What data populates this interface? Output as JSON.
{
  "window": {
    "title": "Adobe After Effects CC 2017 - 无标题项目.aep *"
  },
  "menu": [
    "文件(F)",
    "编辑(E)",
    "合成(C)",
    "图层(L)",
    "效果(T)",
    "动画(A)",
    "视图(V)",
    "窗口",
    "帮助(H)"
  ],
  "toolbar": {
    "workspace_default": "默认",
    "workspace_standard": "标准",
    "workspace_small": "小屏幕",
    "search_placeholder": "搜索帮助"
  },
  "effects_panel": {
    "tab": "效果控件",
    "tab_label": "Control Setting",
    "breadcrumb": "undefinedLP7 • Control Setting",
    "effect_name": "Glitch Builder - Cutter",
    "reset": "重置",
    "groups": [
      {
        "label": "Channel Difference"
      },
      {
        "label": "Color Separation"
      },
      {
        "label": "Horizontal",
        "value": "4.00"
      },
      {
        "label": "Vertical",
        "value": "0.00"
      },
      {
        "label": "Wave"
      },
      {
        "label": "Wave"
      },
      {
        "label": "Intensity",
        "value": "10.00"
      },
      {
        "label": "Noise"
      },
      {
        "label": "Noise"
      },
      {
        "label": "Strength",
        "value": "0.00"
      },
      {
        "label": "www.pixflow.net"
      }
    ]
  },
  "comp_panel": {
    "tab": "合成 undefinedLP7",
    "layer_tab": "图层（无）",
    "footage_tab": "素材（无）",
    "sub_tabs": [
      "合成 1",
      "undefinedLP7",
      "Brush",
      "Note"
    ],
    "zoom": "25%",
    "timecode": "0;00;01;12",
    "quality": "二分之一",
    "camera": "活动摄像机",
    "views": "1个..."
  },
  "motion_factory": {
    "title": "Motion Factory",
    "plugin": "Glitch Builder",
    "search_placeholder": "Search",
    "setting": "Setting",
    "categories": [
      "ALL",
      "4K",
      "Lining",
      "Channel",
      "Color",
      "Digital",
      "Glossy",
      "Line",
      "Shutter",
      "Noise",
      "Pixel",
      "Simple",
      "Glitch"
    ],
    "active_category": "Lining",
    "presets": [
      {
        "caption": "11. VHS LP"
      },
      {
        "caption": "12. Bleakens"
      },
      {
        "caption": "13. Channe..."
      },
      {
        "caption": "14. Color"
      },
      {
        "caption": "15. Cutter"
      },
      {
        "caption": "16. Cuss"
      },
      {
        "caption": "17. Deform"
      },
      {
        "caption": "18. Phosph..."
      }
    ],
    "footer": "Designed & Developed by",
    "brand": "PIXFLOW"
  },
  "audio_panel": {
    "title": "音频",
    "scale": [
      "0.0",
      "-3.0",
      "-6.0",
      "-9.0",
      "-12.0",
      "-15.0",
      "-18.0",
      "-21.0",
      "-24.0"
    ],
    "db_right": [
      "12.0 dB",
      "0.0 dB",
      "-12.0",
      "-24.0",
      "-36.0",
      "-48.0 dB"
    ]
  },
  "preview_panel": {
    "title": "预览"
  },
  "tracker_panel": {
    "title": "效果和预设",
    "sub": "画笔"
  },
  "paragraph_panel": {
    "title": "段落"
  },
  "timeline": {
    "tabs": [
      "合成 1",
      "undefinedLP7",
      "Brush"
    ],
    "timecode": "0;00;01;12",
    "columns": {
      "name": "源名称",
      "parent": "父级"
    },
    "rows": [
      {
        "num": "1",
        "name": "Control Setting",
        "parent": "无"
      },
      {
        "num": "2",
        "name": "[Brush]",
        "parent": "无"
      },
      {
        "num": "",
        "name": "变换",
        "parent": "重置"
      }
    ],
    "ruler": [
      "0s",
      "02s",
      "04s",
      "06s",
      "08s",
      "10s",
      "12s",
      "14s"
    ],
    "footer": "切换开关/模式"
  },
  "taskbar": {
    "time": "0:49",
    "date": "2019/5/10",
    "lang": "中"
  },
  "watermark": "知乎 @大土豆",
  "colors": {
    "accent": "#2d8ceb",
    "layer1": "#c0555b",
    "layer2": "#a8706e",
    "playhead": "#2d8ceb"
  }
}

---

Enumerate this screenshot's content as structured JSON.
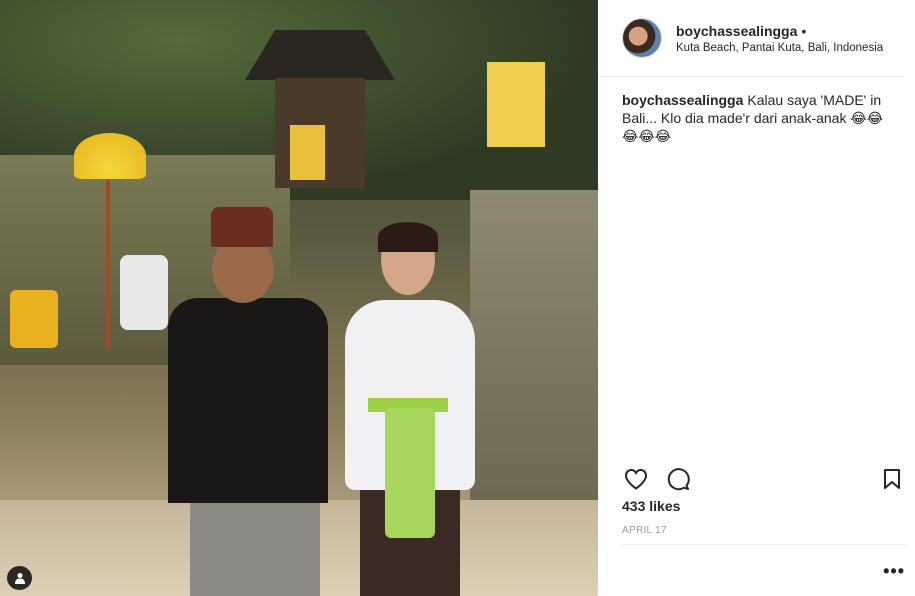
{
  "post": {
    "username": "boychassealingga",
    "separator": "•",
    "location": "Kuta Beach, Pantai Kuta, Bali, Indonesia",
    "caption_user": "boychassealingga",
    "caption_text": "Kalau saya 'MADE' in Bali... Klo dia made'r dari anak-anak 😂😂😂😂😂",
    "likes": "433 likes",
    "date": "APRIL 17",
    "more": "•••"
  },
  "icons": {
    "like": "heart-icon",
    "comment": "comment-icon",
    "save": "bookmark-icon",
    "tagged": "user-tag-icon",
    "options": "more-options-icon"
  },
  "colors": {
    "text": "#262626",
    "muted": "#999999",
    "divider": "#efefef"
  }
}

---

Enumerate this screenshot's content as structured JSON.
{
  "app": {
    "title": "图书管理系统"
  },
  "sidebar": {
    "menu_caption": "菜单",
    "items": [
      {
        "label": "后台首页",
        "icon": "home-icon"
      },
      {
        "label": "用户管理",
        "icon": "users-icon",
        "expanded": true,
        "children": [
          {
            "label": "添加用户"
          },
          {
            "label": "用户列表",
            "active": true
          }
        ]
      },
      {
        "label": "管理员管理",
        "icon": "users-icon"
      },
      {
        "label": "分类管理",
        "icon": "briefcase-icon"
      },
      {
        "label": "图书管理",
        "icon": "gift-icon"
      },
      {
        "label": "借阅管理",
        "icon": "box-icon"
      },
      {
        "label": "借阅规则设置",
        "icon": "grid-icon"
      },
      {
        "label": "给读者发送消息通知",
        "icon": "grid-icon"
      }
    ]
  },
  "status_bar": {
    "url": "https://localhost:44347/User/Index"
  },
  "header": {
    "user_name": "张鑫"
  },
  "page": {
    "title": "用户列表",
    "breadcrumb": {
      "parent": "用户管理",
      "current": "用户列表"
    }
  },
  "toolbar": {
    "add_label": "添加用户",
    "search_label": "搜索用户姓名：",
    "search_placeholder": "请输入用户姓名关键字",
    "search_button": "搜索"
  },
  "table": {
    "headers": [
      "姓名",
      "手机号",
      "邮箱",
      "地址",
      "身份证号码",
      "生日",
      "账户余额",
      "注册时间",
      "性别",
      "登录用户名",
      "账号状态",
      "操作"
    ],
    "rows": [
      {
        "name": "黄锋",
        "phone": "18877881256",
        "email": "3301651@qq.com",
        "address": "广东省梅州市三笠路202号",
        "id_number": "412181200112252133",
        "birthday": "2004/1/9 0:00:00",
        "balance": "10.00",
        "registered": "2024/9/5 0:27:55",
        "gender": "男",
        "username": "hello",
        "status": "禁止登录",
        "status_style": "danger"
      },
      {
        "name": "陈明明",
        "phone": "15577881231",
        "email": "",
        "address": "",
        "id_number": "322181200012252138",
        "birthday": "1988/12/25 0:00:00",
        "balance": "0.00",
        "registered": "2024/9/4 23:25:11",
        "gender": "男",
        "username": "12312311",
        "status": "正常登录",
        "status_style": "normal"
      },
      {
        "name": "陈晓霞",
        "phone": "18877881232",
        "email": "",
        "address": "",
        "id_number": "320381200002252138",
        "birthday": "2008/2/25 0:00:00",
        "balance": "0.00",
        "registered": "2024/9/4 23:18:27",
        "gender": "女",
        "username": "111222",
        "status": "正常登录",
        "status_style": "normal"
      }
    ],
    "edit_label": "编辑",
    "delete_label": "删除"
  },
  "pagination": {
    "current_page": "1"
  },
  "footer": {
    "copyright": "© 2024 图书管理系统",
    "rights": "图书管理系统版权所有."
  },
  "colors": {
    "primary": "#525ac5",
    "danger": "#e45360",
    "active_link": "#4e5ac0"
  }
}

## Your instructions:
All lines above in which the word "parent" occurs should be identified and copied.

## Solution to this task:
      "parent": "父级"
        "parent": "无"
        "parent": "无"
        "parent": "重置"
      "parent": "用户管理",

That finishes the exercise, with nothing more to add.